    1. Now, I'll stop TO work.
    It means you stop (doing something) in order to work.


    Now, I'll stop workING.
    It means you think you have worked enough or you are fed up and you want to do
    something else e.g. have a look at the Forum!


    2. You always shout IS DIFFERENT FROM you are always shouthing.
    If someone tells you that you always shout: he/she simply notices the fact.
    If someone tells you you are always shouting: it means he/she is
    annoyed, irritated by your shouting and you'd better stop shoutING.

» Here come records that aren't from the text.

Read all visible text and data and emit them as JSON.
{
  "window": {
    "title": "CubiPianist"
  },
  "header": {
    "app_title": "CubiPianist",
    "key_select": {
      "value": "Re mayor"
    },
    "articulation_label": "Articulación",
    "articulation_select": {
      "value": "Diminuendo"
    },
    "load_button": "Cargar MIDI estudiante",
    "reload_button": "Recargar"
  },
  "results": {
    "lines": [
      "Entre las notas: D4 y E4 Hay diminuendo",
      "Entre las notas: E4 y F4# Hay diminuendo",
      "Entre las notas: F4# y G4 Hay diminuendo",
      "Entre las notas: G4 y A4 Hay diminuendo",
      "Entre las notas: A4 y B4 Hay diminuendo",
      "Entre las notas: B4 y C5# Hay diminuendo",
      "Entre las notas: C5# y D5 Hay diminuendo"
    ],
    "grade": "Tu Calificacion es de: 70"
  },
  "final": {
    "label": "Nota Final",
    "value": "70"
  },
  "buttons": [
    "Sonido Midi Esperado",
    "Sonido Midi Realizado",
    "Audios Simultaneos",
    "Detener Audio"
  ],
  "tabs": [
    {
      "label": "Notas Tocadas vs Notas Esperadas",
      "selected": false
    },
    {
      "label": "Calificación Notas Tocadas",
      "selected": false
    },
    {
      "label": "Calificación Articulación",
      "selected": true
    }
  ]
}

    I know my second example has nothing to do with the ing form but it is related to the use of tenses.I simply want to show that, in my humble opinion, theory is only important when it has something to do with the meaning of one's words.Of course, it is better to know (I am answering Dada) that one always uses the ING form after the verbs: to look forward TO, to object TO,to be used TO, to get used TO, to prefer doING something TO doING someting else,to devote time TO, to take TO(=to start) drinkING for example.


    Shall we call it a day(= shall we stop) for today? Maybe one of YOU will go on...
  • Thank you Silky for you explanation. It makes sense to me. Thanks again Gee !
    Have a good week you all!

Please sign in to leave a comment.